## EXERCISE PROMPT
In how many lines of the listing below does "Platform" appear? Reply with the number only.

## RECORDS PROVIDED
+++

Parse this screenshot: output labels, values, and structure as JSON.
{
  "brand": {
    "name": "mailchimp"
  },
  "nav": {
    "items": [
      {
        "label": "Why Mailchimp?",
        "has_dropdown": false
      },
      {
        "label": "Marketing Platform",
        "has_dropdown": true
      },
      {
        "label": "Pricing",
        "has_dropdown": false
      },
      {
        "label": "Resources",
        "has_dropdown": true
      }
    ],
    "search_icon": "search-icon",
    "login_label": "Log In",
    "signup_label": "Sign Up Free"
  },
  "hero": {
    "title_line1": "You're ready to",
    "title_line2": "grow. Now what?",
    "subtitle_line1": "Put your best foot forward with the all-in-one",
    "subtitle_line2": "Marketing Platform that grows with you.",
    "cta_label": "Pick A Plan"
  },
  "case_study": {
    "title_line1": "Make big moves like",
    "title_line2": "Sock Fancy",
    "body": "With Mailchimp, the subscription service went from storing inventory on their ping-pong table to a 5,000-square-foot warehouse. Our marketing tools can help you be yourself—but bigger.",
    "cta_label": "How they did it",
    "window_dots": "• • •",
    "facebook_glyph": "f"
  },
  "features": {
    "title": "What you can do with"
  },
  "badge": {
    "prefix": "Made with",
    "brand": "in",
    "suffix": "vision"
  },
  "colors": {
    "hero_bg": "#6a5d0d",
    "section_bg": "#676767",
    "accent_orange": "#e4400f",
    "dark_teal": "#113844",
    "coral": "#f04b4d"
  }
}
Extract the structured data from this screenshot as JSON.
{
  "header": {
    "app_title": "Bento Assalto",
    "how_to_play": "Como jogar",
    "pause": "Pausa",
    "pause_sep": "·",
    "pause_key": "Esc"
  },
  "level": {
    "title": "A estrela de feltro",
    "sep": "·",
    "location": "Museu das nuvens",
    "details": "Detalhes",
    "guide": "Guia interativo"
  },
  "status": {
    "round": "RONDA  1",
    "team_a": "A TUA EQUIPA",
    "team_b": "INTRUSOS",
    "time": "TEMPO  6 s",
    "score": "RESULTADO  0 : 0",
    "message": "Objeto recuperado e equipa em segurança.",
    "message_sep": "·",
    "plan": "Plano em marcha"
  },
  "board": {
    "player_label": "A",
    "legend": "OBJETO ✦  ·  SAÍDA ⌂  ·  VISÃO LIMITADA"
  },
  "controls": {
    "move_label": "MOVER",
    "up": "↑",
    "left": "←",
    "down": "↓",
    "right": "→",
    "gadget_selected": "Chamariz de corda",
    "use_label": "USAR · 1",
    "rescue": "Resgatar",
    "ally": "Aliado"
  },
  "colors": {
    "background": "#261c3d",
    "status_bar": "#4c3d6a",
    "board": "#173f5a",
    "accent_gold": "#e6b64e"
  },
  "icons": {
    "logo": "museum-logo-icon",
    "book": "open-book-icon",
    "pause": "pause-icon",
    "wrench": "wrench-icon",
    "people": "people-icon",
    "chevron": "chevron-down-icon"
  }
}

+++

## WRITTEN ANSWER
2